About this task: Across these entries, how many lines contain the word "title"? Answer with only the number.

---+---

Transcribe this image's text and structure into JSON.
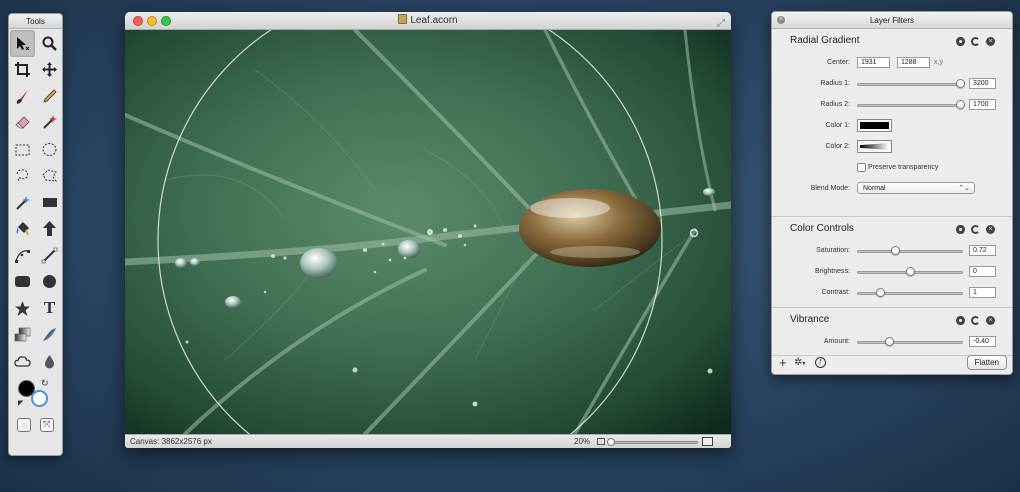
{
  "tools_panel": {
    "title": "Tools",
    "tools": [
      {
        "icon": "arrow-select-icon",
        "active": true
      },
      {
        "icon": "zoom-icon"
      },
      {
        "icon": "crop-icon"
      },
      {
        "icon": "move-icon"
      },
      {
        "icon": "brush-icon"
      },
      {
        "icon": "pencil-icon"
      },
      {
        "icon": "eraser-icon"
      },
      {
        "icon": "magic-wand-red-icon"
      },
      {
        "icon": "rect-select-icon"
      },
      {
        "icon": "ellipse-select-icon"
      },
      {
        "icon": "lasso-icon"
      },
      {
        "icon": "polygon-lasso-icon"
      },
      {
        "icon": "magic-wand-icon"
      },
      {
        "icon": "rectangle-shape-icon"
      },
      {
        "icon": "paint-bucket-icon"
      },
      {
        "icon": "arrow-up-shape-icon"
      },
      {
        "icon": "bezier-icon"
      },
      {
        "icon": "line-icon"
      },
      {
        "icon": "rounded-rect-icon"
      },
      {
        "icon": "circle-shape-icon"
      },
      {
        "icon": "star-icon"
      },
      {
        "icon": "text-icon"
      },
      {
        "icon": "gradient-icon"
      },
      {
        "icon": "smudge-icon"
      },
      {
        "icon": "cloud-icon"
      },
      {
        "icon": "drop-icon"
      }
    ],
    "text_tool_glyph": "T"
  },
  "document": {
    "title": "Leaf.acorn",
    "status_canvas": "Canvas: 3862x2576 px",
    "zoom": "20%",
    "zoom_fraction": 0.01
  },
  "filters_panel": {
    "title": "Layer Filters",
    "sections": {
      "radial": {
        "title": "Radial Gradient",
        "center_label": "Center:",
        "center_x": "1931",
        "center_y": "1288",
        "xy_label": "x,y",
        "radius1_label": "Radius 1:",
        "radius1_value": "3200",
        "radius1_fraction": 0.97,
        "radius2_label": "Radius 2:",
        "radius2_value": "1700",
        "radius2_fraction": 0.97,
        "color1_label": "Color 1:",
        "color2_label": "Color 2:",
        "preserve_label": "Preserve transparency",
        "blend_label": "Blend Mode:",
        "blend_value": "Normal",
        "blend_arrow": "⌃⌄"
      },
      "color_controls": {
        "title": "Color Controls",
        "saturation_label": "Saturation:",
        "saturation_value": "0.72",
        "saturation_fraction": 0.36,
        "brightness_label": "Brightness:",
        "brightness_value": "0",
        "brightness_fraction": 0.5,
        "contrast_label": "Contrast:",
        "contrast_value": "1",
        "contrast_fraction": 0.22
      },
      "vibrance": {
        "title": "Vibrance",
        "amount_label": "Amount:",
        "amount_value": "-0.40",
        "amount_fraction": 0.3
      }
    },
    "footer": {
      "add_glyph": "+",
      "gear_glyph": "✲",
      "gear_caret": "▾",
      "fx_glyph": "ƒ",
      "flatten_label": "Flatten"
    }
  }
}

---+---

Task solution: 6